Action item:
The required lines are those that contain "icon"; pull them out of the data and copy them.

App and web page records
============================================================

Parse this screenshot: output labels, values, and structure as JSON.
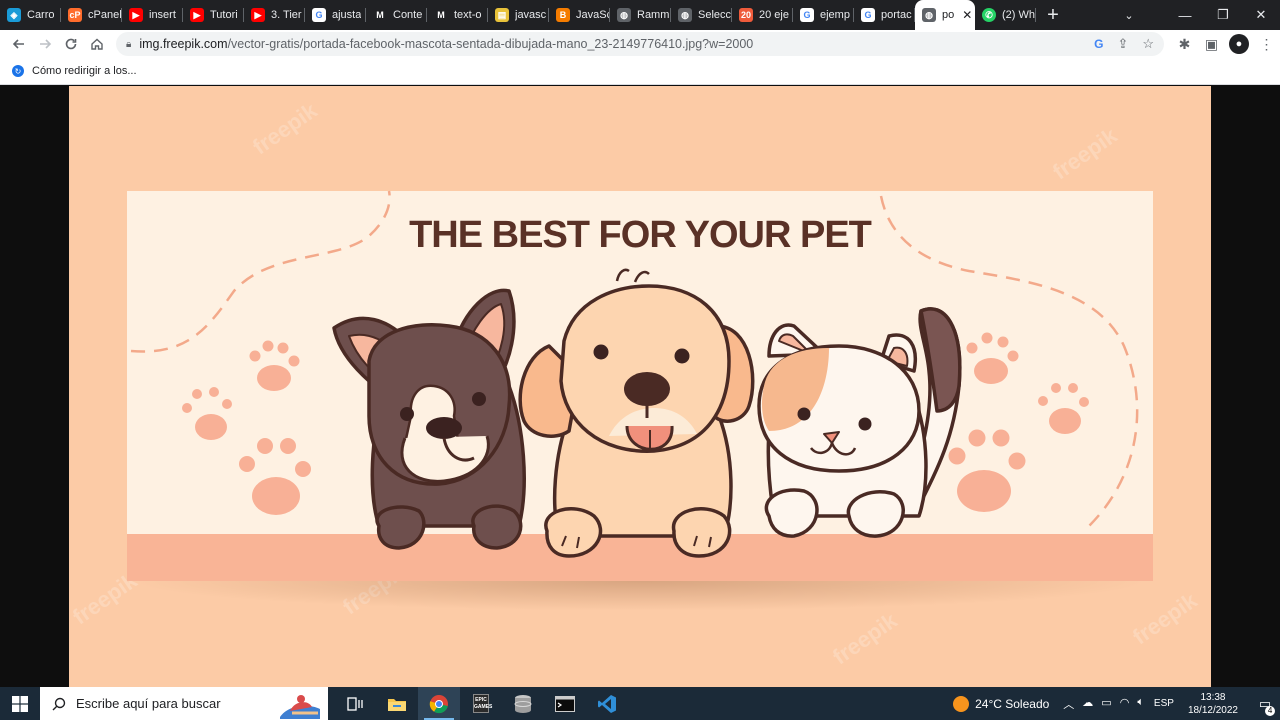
{
  "browser": {
    "tabs": [
      {
        "title": "Carro",
        "fav_color": "#1a9bd7",
        "fav_glyph": "◈"
      },
      {
        "title": "cPanel",
        "fav_color": "#ff6c2c",
        "fav_glyph": "cP"
      },
      {
        "title": "insert",
        "fav_color": "#ff0000",
        "fav_glyph": "▶"
      },
      {
        "title": "Tutori",
        "fav_color": "#ff0000",
        "fav_glyph": "▶"
      },
      {
        "title": "3. Tier",
        "fav_color": "#ff0000",
        "fav_glyph": "▶"
      },
      {
        "title": "ajusta",
        "fav_color": "#ffffff",
        "fav_glyph": "G"
      },
      {
        "title": "Conte",
        "fav_color": "#202124",
        "fav_glyph": "M"
      },
      {
        "title": "text-o",
        "fav_color": "#202124",
        "fav_glyph": "M"
      },
      {
        "title": "javasc",
        "fav_color": "#e8c23a",
        "fav_glyph": "▤"
      },
      {
        "title": "JavaSc",
        "fav_color": "#f57c00",
        "fav_glyph": "B"
      },
      {
        "title": "Ramm",
        "fav_color": "#5f6368",
        "fav_glyph": "◍"
      },
      {
        "title": "Selecc",
        "fav_color": "#5f6368",
        "fav_glyph": "◍"
      },
      {
        "title": "20 eje",
        "fav_color": "#ef5b3b",
        "fav_glyph": "20"
      },
      {
        "title": "ejemp",
        "fav_color": "#ffffff",
        "fav_glyph": "G"
      },
      {
        "title": "portac",
        "fav_color": "#ffffff",
        "fav_glyph": "G"
      }
    ],
    "active_tab": {
      "title": "po",
      "close": "✕"
    },
    "after_tab": {
      "title": "(2) Wh",
      "fav_color": "#25d366",
      "fav_glyph": "✆"
    },
    "new_tab": "+",
    "window_controls": {
      "chevron": "⌄",
      "minimize": "—",
      "restore": "❐",
      "close": "✕"
    },
    "url_host": "img.freepik.com",
    "url_path": "/vector-gratis/portada-facebook-mascota-sentada-dibujada-mano_23-2149776410.jpg?w=2000",
    "bookmark": {
      "label": "Cómo redirigir a los..."
    }
  },
  "artwork": {
    "headline": "THE BEST FOR YOUR PET",
    "watermark": "freepik",
    "colors": {
      "background": "#fccba6",
      "banner": "#fef1e2",
      "strip": "#f9b496",
      "outline": "#4a2a24",
      "paw": "#f8b096"
    }
  },
  "taskbar": {
    "search_placeholder": "Escribe aquí para buscar",
    "weather": "24°C  Soleado",
    "lang": "ESP",
    "time": "13:38",
    "date": "18/12/2022",
    "notif_count": "4"
  }
}
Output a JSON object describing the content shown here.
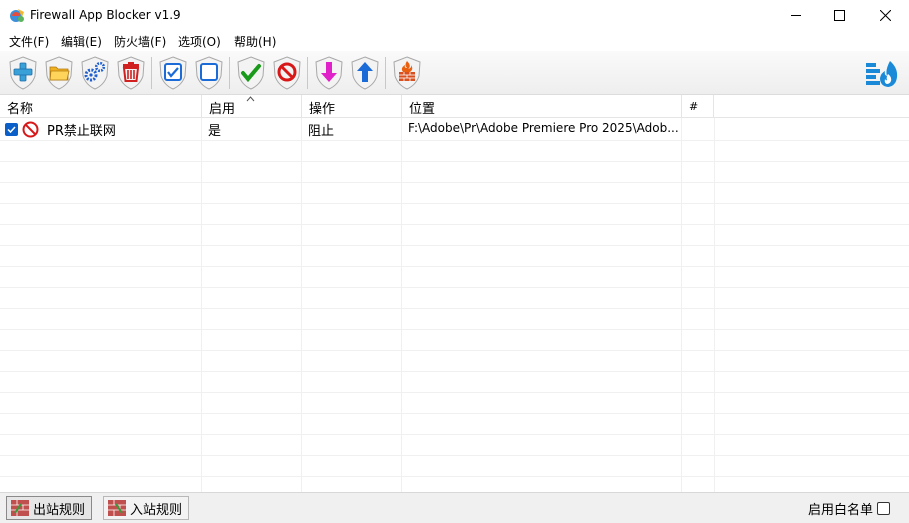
{
  "window": {
    "title": "Firewall App Blocker v1.9"
  },
  "menu": [
    "文件(F)",
    "编辑(E)",
    "防火墙(F)",
    "选项(O)",
    "帮助(H)"
  ],
  "toolbar": {
    "buttons": [
      "add-icon",
      "open-folder-icon",
      "settings-gears-icon",
      "delete-icon",
      "check-all-icon",
      "uncheck-all-icon",
      "allow-icon",
      "block-icon",
      "move-down-icon",
      "move-up-icon",
      "firewall-icon"
    ],
    "colors": {
      "add": "#3aa0d8",
      "folder": "#f0b020",
      "gears": "#1f5fd0",
      "delete": "#d02020",
      "check": "#1a9a1a",
      "block": "#d81818",
      "down": "#e020c8",
      "up": "#1a6ad8",
      "fire": "#e86010"
    }
  },
  "columns": [
    "名称",
    "启用",
    "操作",
    "位置",
    "#"
  ],
  "rows": [
    {
      "checked": true,
      "name": "PR禁止联网",
      "enabled": "是",
      "action": "阻止",
      "location": "F:\\Adobe\\Pr\\Adobe Premiere Pro 2025\\Adob..."
    }
  ],
  "tabs": [
    "出站规则",
    "入站规则"
  ],
  "whitelist_label": "启用白名单",
  "whitelist_checked": false
}
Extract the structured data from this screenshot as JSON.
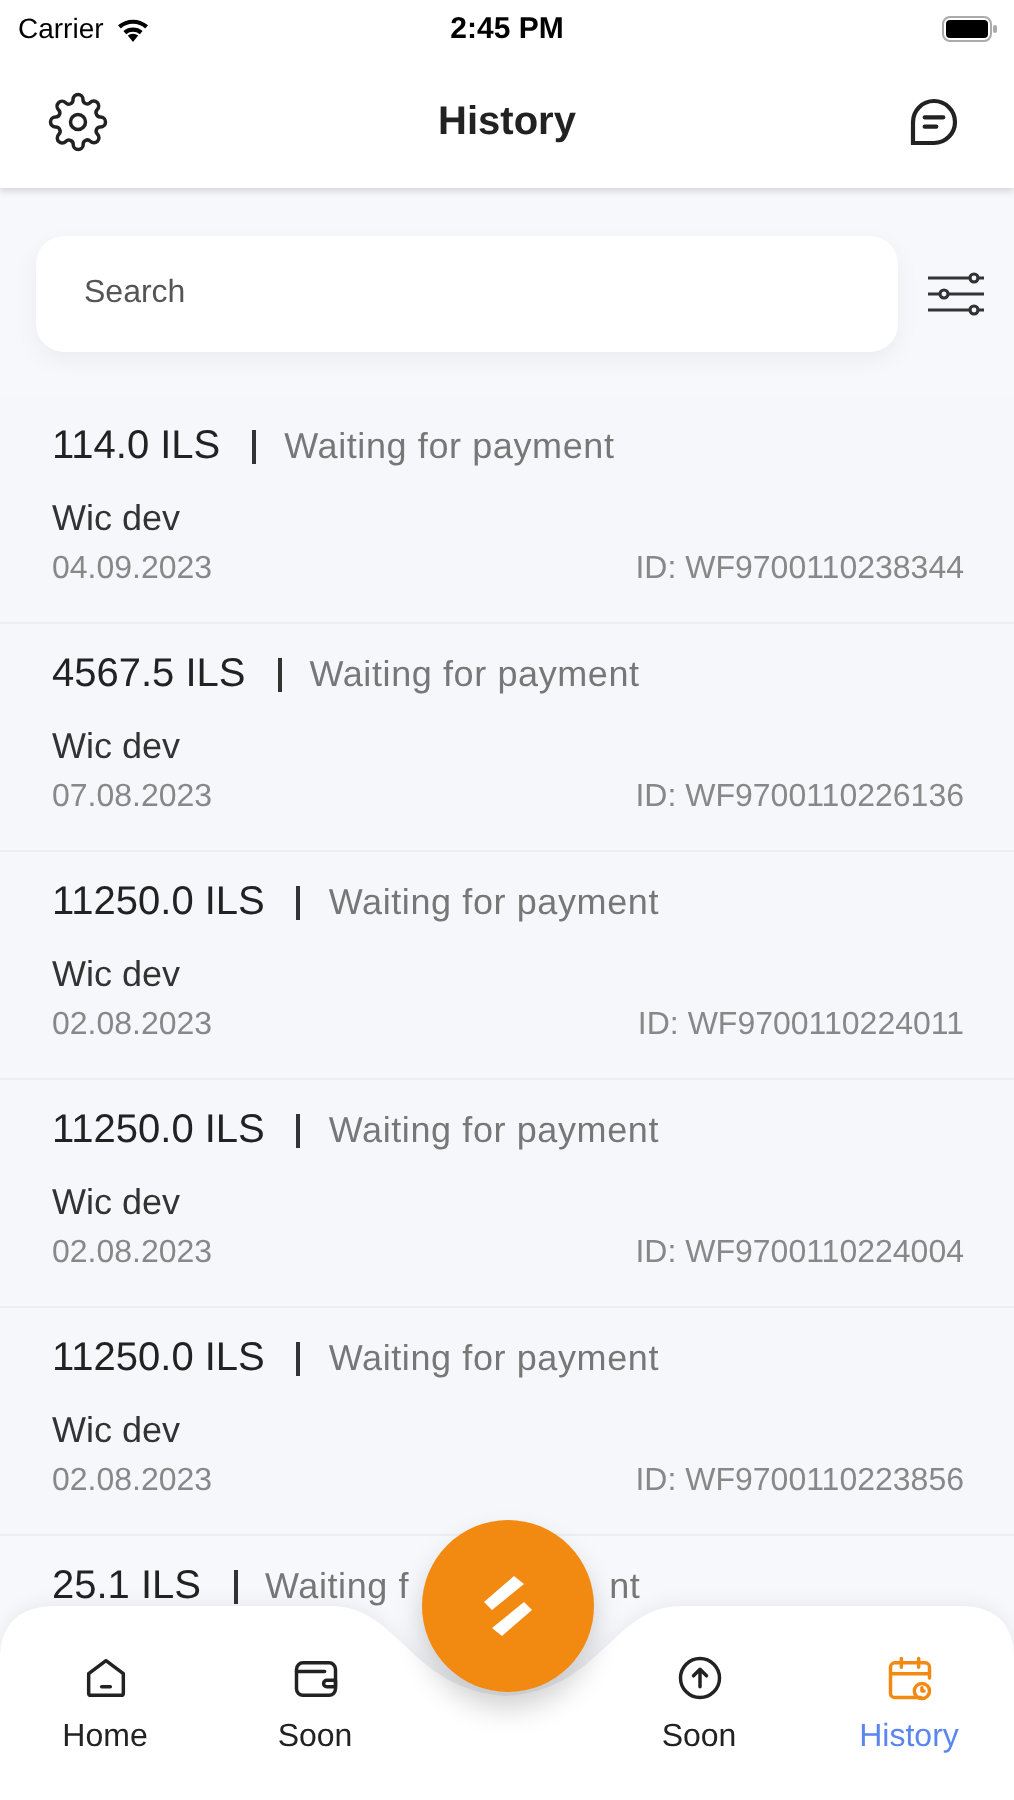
{
  "status_bar": {
    "carrier": "Carrier",
    "time": "2:45 PM"
  },
  "header": {
    "title": "History"
  },
  "search": {
    "placeholder": "Search"
  },
  "transactions": [
    {
      "amount": "114.0 ILS",
      "status": "Waiting for payment",
      "merchant": "Wic dev",
      "date": "04.09.2023",
      "id": "ID: WF9700110238344"
    },
    {
      "amount": "4567.5 ILS",
      "status": "Waiting for payment",
      "merchant": "Wic dev",
      "date": "07.08.2023",
      "id": "ID: WF9700110226136"
    },
    {
      "amount": "11250.0 ILS",
      "status": "Waiting for payment",
      "merchant": "Wic dev",
      "date": "02.08.2023",
      "id": "ID: WF9700110224011"
    },
    {
      "amount": "11250.0 ILS",
      "status": "Waiting for payment",
      "merchant": "Wic dev",
      "date": "02.08.2023",
      "id": "ID: WF9700110224004"
    },
    {
      "amount": "11250.0 ILS",
      "status": "Waiting for payment",
      "merchant": "Wic dev",
      "date": "02.08.2023",
      "id": "ID: WF9700110223856"
    }
  ],
  "partial_row": {
    "amount": "25.1 ILS",
    "status_start": "Waiting f",
    "status_end": "nt"
  },
  "tab_bar": [
    {
      "kind": "home",
      "label": "Home",
      "selected": false
    },
    {
      "kind": "wallet",
      "label": "Soon",
      "selected": false
    },
    {
      "kind": "gap"
    },
    {
      "kind": "upload",
      "label": "Soon",
      "selected": false
    },
    {
      "kind": "calendar",
      "label": "History",
      "selected": true
    }
  ]
}
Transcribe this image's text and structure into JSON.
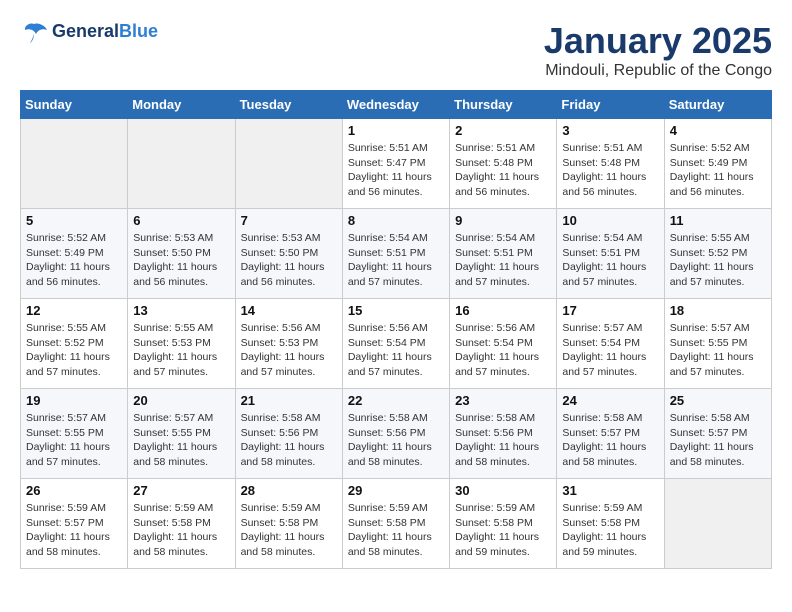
{
  "header": {
    "logo_line1": "General",
    "logo_line2": "Blue",
    "month_title": "January 2025",
    "subtitle": "Mindouli, Republic of the Congo"
  },
  "days_of_week": [
    "Sunday",
    "Monday",
    "Tuesday",
    "Wednesday",
    "Thursday",
    "Friday",
    "Saturday"
  ],
  "weeks": [
    [
      {
        "day": "",
        "info": ""
      },
      {
        "day": "",
        "info": ""
      },
      {
        "day": "",
        "info": ""
      },
      {
        "day": "1",
        "info": "Sunrise: 5:51 AM\nSunset: 5:47 PM\nDaylight: 11 hours and 56 minutes."
      },
      {
        "day": "2",
        "info": "Sunrise: 5:51 AM\nSunset: 5:48 PM\nDaylight: 11 hours and 56 minutes."
      },
      {
        "day": "3",
        "info": "Sunrise: 5:51 AM\nSunset: 5:48 PM\nDaylight: 11 hours and 56 minutes."
      },
      {
        "day": "4",
        "info": "Sunrise: 5:52 AM\nSunset: 5:49 PM\nDaylight: 11 hours and 56 minutes."
      }
    ],
    [
      {
        "day": "5",
        "info": "Sunrise: 5:52 AM\nSunset: 5:49 PM\nDaylight: 11 hours and 56 minutes."
      },
      {
        "day": "6",
        "info": "Sunrise: 5:53 AM\nSunset: 5:50 PM\nDaylight: 11 hours and 56 minutes."
      },
      {
        "day": "7",
        "info": "Sunrise: 5:53 AM\nSunset: 5:50 PM\nDaylight: 11 hours and 56 minutes."
      },
      {
        "day": "8",
        "info": "Sunrise: 5:54 AM\nSunset: 5:51 PM\nDaylight: 11 hours and 57 minutes."
      },
      {
        "day": "9",
        "info": "Sunrise: 5:54 AM\nSunset: 5:51 PM\nDaylight: 11 hours and 57 minutes."
      },
      {
        "day": "10",
        "info": "Sunrise: 5:54 AM\nSunset: 5:51 PM\nDaylight: 11 hours and 57 minutes."
      },
      {
        "day": "11",
        "info": "Sunrise: 5:55 AM\nSunset: 5:52 PM\nDaylight: 11 hours and 57 minutes."
      }
    ],
    [
      {
        "day": "12",
        "info": "Sunrise: 5:55 AM\nSunset: 5:52 PM\nDaylight: 11 hours and 57 minutes."
      },
      {
        "day": "13",
        "info": "Sunrise: 5:55 AM\nSunset: 5:53 PM\nDaylight: 11 hours and 57 minutes."
      },
      {
        "day": "14",
        "info": "Sunrise: 5:56 AM\nSunset: 5:53 PM\nDaylight: 11 hours and 57 minutes."
      },
      {
        "day": "15",
        "info": "Sunrise: 5:56 AM\nSunset: 5:54 PM\nDaylight: 11 hours and 57 minutes."
      },
      {
        "day": "16",
        "info": "Sunrise: 5:56 AM\nSunset: 5:54 PM\nDaylight: 11 hours and 57 minutes."
      },
      {
        "day": "17",
        "info": "Sunrise: 5:57 AM\nSunset: 5:54 PM\nDaylight: 11 hours and 57 minutes."
      },
      {
        "day": "18",
        "info": "Sunrise: 5:57 AM\nSunset: 5:55 PM\nDaylight: 11 hours and 57 minutes."
      }
    ],
    [
      {
        "day": "19",
        "info": "Sunrise: 5:57 AM\nSunset: 5:55 PM\nDaylight: 11 hours and 57 minutes."
      },
      {
        "day": "20",
        "info": "Sunrise: 5:57 AM\nSunset: 5:55 PM\nDaylight: 11 hours and 58 minutes."
      },
      {
        "day": "21",
        "info": "Sunrise: 5:58 AM\nSunset: 5:56 PM\nDaylight: 11 hours and 58 minutes."
      },
      {
        "day": "22",
        "info": "Sunrise: 5:58 AM\nSunset: 5:56 PM\nDaylight: 11 hours and 58 minutes."
      },
      {
        "day": "23",
        "info": "Sunrise: 5:58 AM\nSunset: 5:56 PM\nDaylight: 11 hours and 58 minutes."
      },
      {
        "day": "24",
        "info": "Sunrise: 5:58 AM\nSunset: 5:57 PM\nDaylight: 11 hours and 58 minutes."
      },
      {
        "day": "25",
        "info": "Sunrise: 5:58 AM\nSunset: 5:57 PM\nDaylight: 11 hours and 58 minutes."
      }
    ],
    [
      {
        "day": "26",
        "info": "Sunrise: 5:59 AM\nSunset: 5:57 PM\nDaylight: 11 hours and 58 minutes."
      },
      {
        "day": "27",
        "info": "Sunrise: 5:59 AM\nSunset: 5:58 PM\nDaylight: 11 hours and 58 minutes."
      },
      {
        "day": "28",
        "info": "Sunrise: 5:59 AM\nSunset: 5:58 PM\nDaylight: 11 hours and 58 minutes."
      },
      {
        "day": "29",
        "info": "Sunrise: 5:59 AM\nSunset: 5:58 PM\nDaylight: 11 hours and 58 minutes."
      },
      {
        "day": "30",
        "info": "Sunrise: 5:59 AM\nSunset: 5:58 PM\nDaylight: 11 hours and 59 minutes."
      },
      {
        "day": "31",
        "info": "Sunrise: 5:59 AM\nSunset: 5:58 PM\nDaylight: 11 hours and 59 minutes."
      },
      {
        "day": "",
        "info": ""
      }
    ]
  ]
}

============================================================

Result of the exercise:
      "add-icon",
      "open-folder-icon",
      "settings-gears-icon",
      "delete-icon",
      "check-all-icon",
      "uncheck-all-icon",
      "allow-icon",
      "block-icon",
      "move-down-icon",
      "move-up-icon",
      "firewall-icon"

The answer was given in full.